Pursuant to 28 U.S.C. §§ 1915(e) and 1915A, this Court is authorized to dismiss an action or claim brought by a prisoner against a governmental entity or an officer or employee of a governmental entity if satisfied that the action or claim is frivolous, malicious or fails to state a claim upon which relief may be granted. An action or claim is properly dismissed as frivolous if the claim lacks an arguable basis either in fact or in law.
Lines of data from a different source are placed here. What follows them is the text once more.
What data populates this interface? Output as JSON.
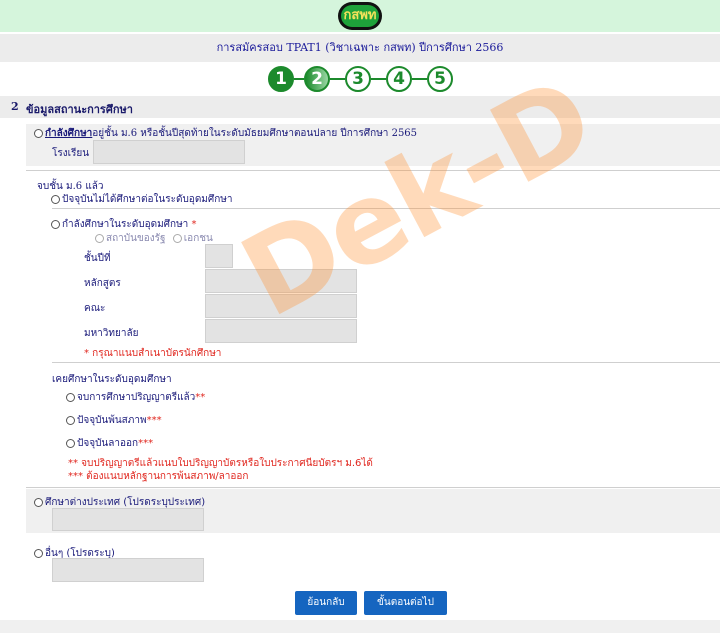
{
  "header": {
    "logo_text": "กสพท",
    "title": "การสมัครสอบ TPAT1 (วิชาเฉพาะ กสพท) ปีการศึกษา 2566"
  },
  "steps": [
    "1",
    "2",
    "3",
    "4",
    "5"
  ],
  "section": {
    "number": "2",
    "title": "ข้อมูลสถานะการศึกษา"
  },
  "option_current": {
    "label_strong": "กำลังศึกษา",
    "label_rest": "อยู่ชั้น ม.6 หรือชั้นปีสุดท้ายในระดับมัธยมศึกษาตอนปลาย ปีการศึกษา 2565",
    "school_label": "โรงเรียน"
  },
  "graduated": {
    "heading": "จบชั้น ม.6 แล้ว",
    "not_studying": "ปัจจุบันไม่ได้ศึกษาต่อในระดับอุดมศึกษา",
    "studying_higher": "กำลังศึกษาในระดับอุดมศึกษา",
    "required_mark": "*",
    "public_label": "สถาบันของรัฐ",
    "private_label": "เอกชน",
    "year_label": "ชั้นปีที่",
    "program_label": "หลักสูตร",
    "faculty_label": "คณะ",
    "university_label": "มหาวิทยาลัย",
    "student_card_note": "* กรุณาแนบสำเนาบัตรนักศึกษา"
  },
  "former_higher": {
    "heading": "เคยศึกษาในระดับอุดมศึกษา",
    "graduated_bachelor": "จบการศึกษาปริญญาตรีแล้ว",
    "graduated_mark": "**",
    "dismissed": "ปัจจุบันพ้นสภาพ",
    "dismissed_mark": "***",
    "withdrawn": "ปัจจุบันลาออก",
    "withdrawn_mark": "***",
    "note1": "** จบปริญญาตรีแล้วแนบใบปริญญาบัตรหรือใบประกาศนียบัตรฯ ม.6ได้",
    "note2": "*** ต้องแนบหลักฐานการพ้นสภาพ/ลาออก"
  },
  "abroad": {
    "label": "ศึกษาต่างประเทศ (โปรดระบุประเทศ)"
  },
  "other": {
    "label": "อื่นๆ (โปรดระบุ)"
  },
  "buttons": {
    "back": "ย้อนกลับ",
    "next": "ขั้นตอนต่อไป"
  },
  "watermark": "Dek-D",
  "colors": {
    "accent_green": "#1c8a2c",
    "button_blue": "#1565c0",
    "required_red": "#e0261e",
    "text_navy": "#1a1a7a"
  }
}
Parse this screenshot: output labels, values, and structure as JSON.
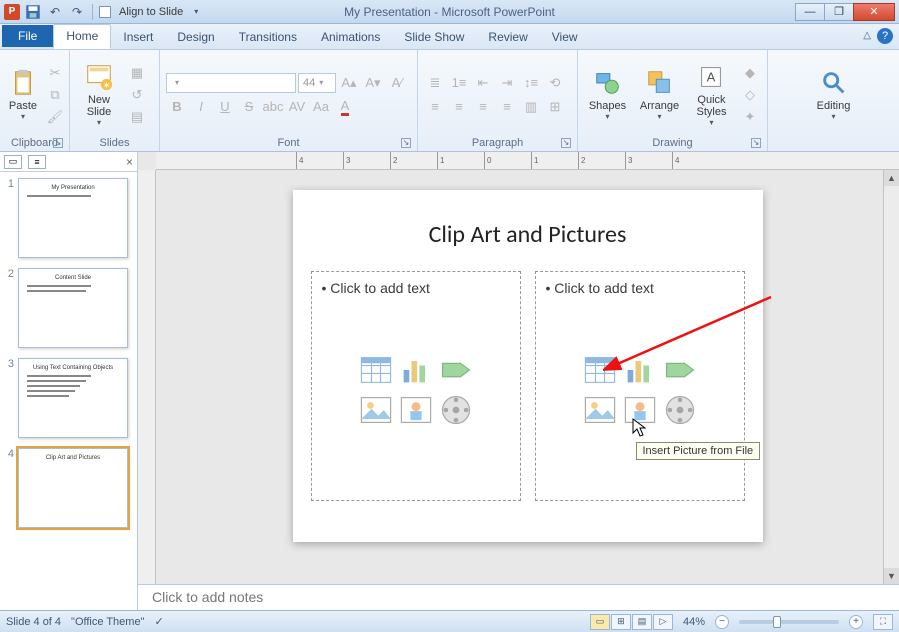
{
  "titlebar": {
    "app_letter": "P",
    "align_label": "Align to Slide",
    "title": "My Presentation - Microsoft PowerPoint"
  },
  "tabs": {
    "file": "File",
    "items": [
      "Home",
      "Insert",
      "Design",
      "Transitions",
      "Animations",
      "Slide Show",
      "Review",
      "View"
    ],
    "active_index": 0
  },
  "ribbon": {
    "clipboard": {
      "label": "Clipboard",
      "paste": "Paste"
    },
    "slides": {
      "label": "Slides",
      "new_slide": "New\nSlide"
    },
    "font": {
      "label": "Font",
      "font_name": "",
      "font_size": "44"
    },
    "paragraph": {
      "label": "Paragraph"
    },
    "drawing": {
      "label": "Drawing",
      "shapes": "Shapes",
      "arrange": "Arrange",
      "quick_styles": "Quick\nStyles"
    },
    "editing": {
      "label": "Editing",
      "editing_btn": "Editing"
    }
  },
  "thumbnails": {
    "slides": [
      {
        "num": "1",
        "title": "My Presentation",
        "lines": 1
      },
      {
        "num": "2",
        "title": "Content Slide",
        "lines": 2
      },
      {
        "num": "3",
        "title": "Using Text Containing Objects",
        "lines": 5
      },
      {
        "num": "4",
        "title": "Clip Art and Pictures",
        "lines": 0
      }
    ],
    "selected": 3
  },
  "ruler_ticks": [
    "4",
    "3",
    "2",
    "1",
    "0",
    "1",
    "2",
    "3",
    "4"
  ],
  "slide": {
    "title": "Clip Art and Pictures",
    "placeholder_text": "Click to add text",
    "tooltip": "Insert Picture from File",
    "content_icons": [
      "table",
      "chart",
      "smartart",
      "picture",
      "clipart",
      "media"
    ]
  },
  "notes": {
    "prompt": "Click to add notes"
  },
  "statusbar": {
    "slide_info": "Slide 4 of 4",
    "theme": "\"Office Theme\"",
    "zoom": "44%"
  }
}
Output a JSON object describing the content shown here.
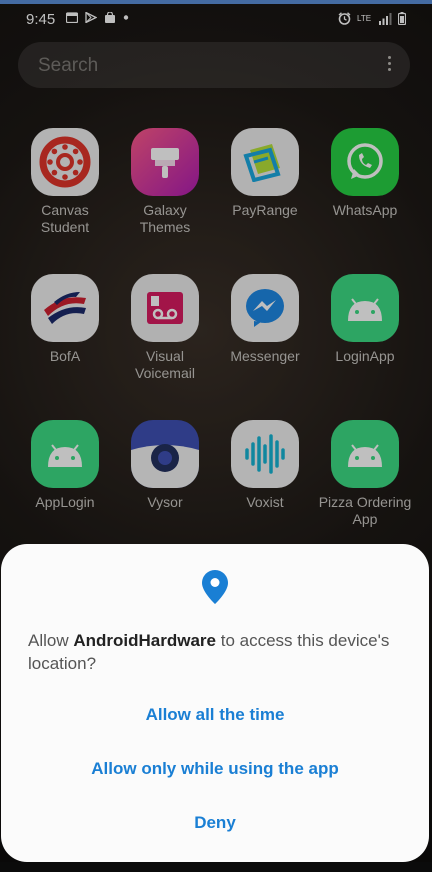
{
  "status_bar": {
    "time": "9:45",
    "left_icons": [
      "calendar-icon",
      "play-store-icon",
      "bag-icon",
      "dot-icon"
    ],
    "right_icons": [
      "alarm-icon",
      "lte-icon",
      "signal-icon",
      "battery-icon"
    ],
    "network_label": "LTE"
  },
  "search": {
    "placeholder": "Search"
  },
  "apps": [
    {
      "label": "Canvas\nStudent",
      "icon": "canvas-icon",
      "color": "#e1342a"
    },
    {
      "label": "Galaxy\nThemes",
      "icon": "galaxy-themes-icon",
      "color": "#c5239a"
    },
    {
      "label": "PayRange",
      "icon": "payrange-icon",
      "color": "#1aa8e0"
    },
    {
      "label": "WhatsApp",
      "icon": "whatsapp-icon",
      "color": "#27d045"
    },
    {
      "label": "BofA",
      "icon": "bofa-icon",
      "color": "#d02030"
    },
    {
      "label": "Visual\nVoicemail",
      "icon": "visual-voicemail-icon",
      "color": "#d81b60"
    },
    {
      "label": "Messenger",
      "icon": "messenger-icon",
      "color": "#1e88e5"
    },
    {
      "label": "LoginApp",
      "icon": "android-icon",
      "color": "#3ddc84"
    },
    {
      "label": "AppLogin",
      "icon": "android-icon",
      "color": "#3ddc84"
    },
    {
      "label": "Vysor",
      "icon": "vysor-icon",
      "color": "#3f51b5"
    },
    {
      "label": "Voxist",
      "icon": "voxist-icon",
      "color": "#16b5d4"
    },
    {
      "label": "Pizza Ordering\nApp",
      "icon": "android-icon",
      "color": "#3ddc84"
    }
  ],
  "dialog": {
    "icon": "location-pin-icon",
    "accent_color": "#1a7fd4",
    "message_prefix": "Allow ",
    "app_name": "AndroidHardware",
    "message_suffix": " to access this device's location?",
    "buttons": {
      "allow_all": "Allow all the time",
      "allow_while_using": "Allow only while using the app",
      "deny": "Deny"
    }
  }
}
Denton v. Hernandez, 504 U.S. 25, 31 (1992), citing Neitzke v. Williams, 490 U.S. 319, 325 (1989); Hicks v. Garner, 69 F.3d 22, 24-25 (5th Cir. 1995). A claim is factually frivolous if the alleged facts are "clearly baseless, a category encompassing allegations that are fanciful, ' fantastic, ' and delusional.'" Id. at 32-33. A claim has no arguable basis in law if it is based upon an indisputably meritless legal theory, "such as if the complaint alleges the violation of a legal interest which clearly does not exist." Davis v. Scott, 157 F.3d 1003, 1005 (5th Cir. 1998). The law accords judges not only the authority to dismiss a claim which is based on an indisputably meritless legal theory, but also the unusual power to pierce the veil of the factual allegations and dismiss those claims whose factual contentions are clearly baseless, a category encompassing allegations that are fanciful, fantastic and delusional. Denton v. Hernandez, supra, 504 U.S. at 32. Pleaded facts which are merely improbable or strange, however, are not frivolous for purposes of § 1915. Id. at 33; Ancar v. Sara Plasma, Inc., 964 F.2d 465, 468 (5th Cir. 1992). A § 1915 dismissal may be made at any time, before or after service of process and before or after an answer is filed. See Green v. McKaskle, 788 F.2d 1116, 1119 (5th Cir. 1986).
Applying the foregoing standard, the Court finds that the plaintiff's Complaint fails to state a claim cognizable in this Court. Specifically, it has been recognized that "[a] case may be dismissed as malicious if it duplicates claims that the same plaintiff has raised in previous or pending litigation." Lewis v. Secretary of Public Safety and Corrections, 508 Fed.Appx. 341, 343-44 (5th Cir.), cert. denied, 133 S.Ct. 2802 (2013). "A case is duplicative if it involves the same series of events' and allegations of many of the same facts as an earlier suit.'" Id. Upon a review of the records of this Court, it appears that, in a separate prior lawsuit filed by the plaintiff before this Court, the plaintiff has asserted identical claims against defendants Burl Cain and James LeBlanc. See Tonnie Luckett v. Warden Burl N. Cain, et al., Civil Action No. 13-0722-SDD-RLB (M.D. La.). Accordingly, inasmuch as the claims asserted in the instant proceeding are duplicative of the claims asserted by the plaintiff in the referenced prior proceeding, this proceeding is subject to dismissal as duplicative.
It is recommended that this action be dismissed as legally frivolous and malicious within the meaning of 28 U.S.C. §§ 1915(g) and 1915A.